TASK STATEMENT:
Report every line of the records below that contains the word "title".

#### DATA TO USE ####

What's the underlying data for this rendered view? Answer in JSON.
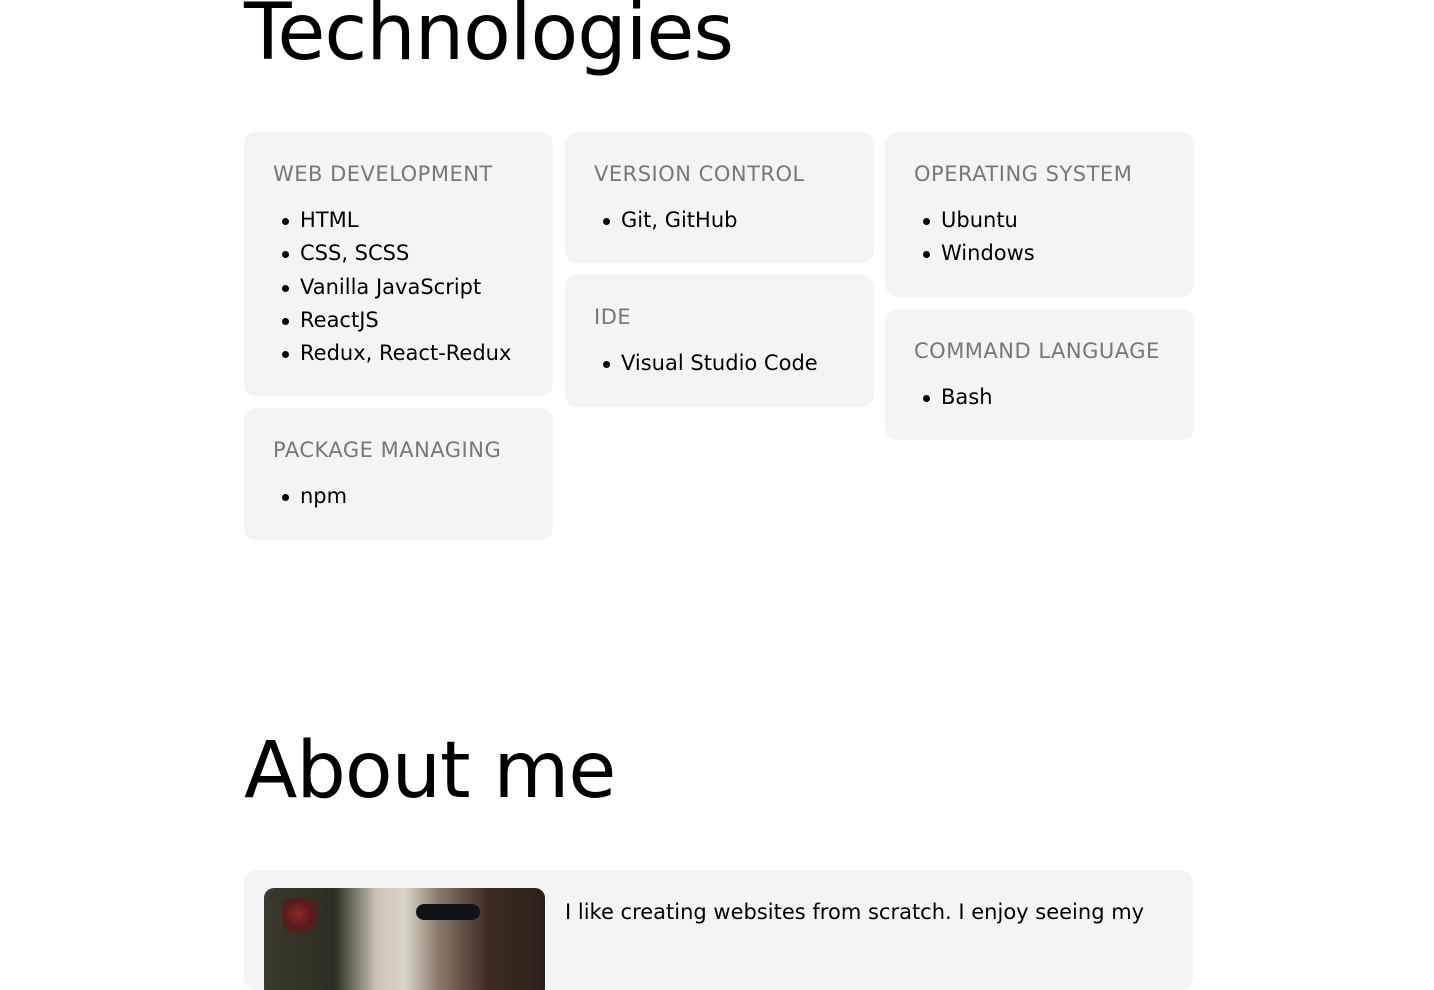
{
  "technologies": {
    "title": "Technologies",
    "columns": [
      [
        {
          "title": "WEB DEVELOPMENT",
          "items": [
            "HTML",
            "CSS, SCSS",
            "Vanilla JavaScript",
            "ReactJS",
            "Redux, React-Redux"
          ]
        },
        {
          "title": "PACKAGE MANAGING",
          "items": [
            "npm"
          ]
        }
      ],
      [
        {
          "title": "VERSION CONTROL",
          "items": [
            "Git, GitHub"
          ]
        },
        {
          "title": "IDE",
          "items": [
            "Visual Studio Code"
          ]
        }
      ],
      [
        {
          "title": "OPERATING SYSTEM",
          "items": [
            "Ubuntu",
            "Windows"
          ]
        },
        {
          "title": "COMMAND LANGUAGE",
          "items": [
            "Bash"
          ]
        }
      ]
    ]
  },
  "about": {
    "title": "About me",
    "text": "I like creating websites from scratch. I enjoy seeing my"
  }
}
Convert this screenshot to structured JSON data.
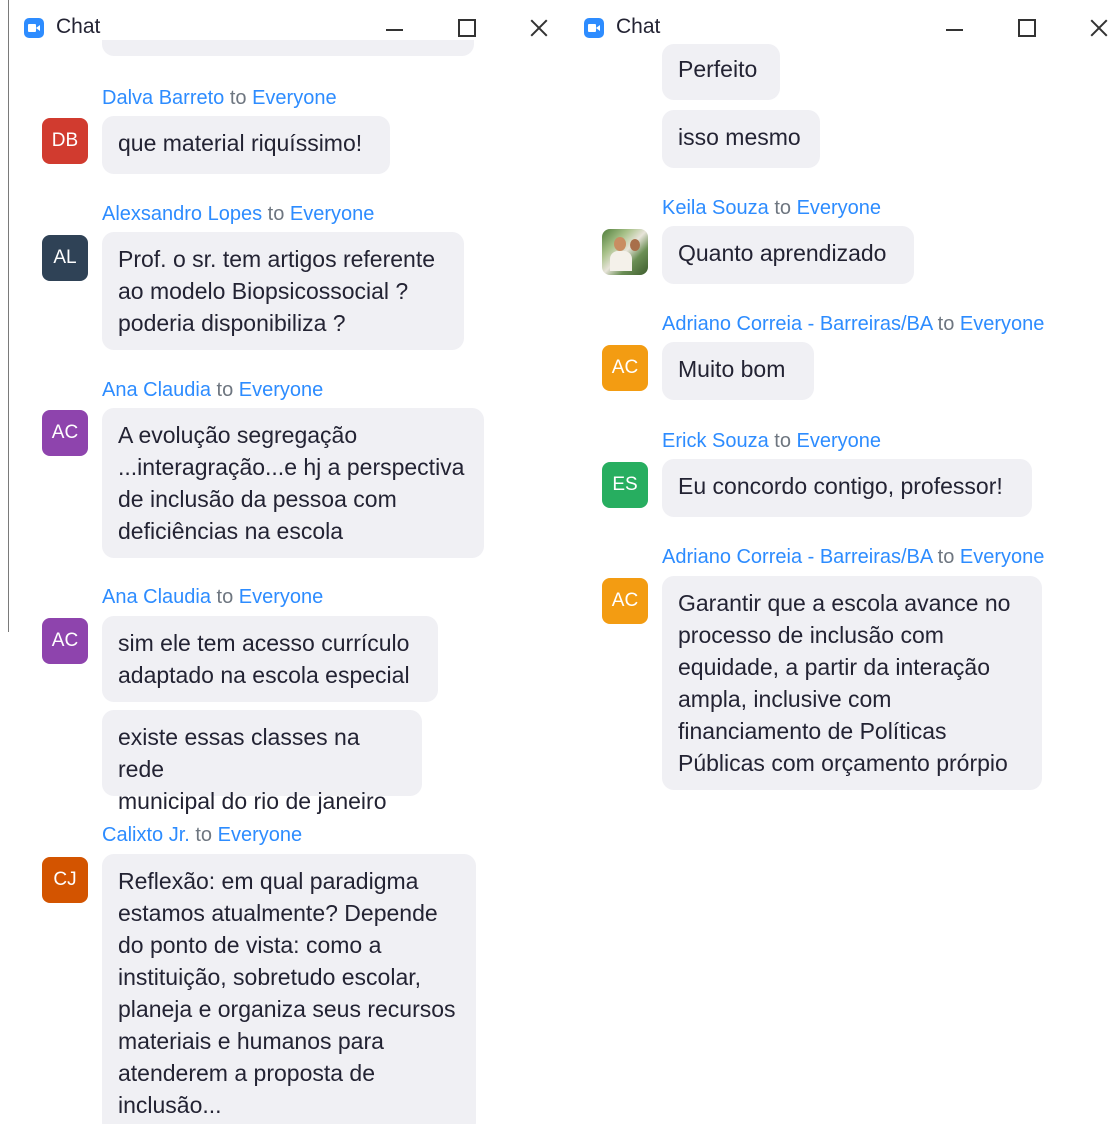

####

SOLUTION TO THE EXERCISE:
    "title": "Technologies",
          "title": "WEB DEVELOPMENT",
          "title": "PACKAGE MANAGING",
          "title": "VERSION CONTROL",
          "title": "IDE",
          "title": "OPERATING SYSTEM",
          "title": "COMMAND LANGUAGE",
    "title": "About me",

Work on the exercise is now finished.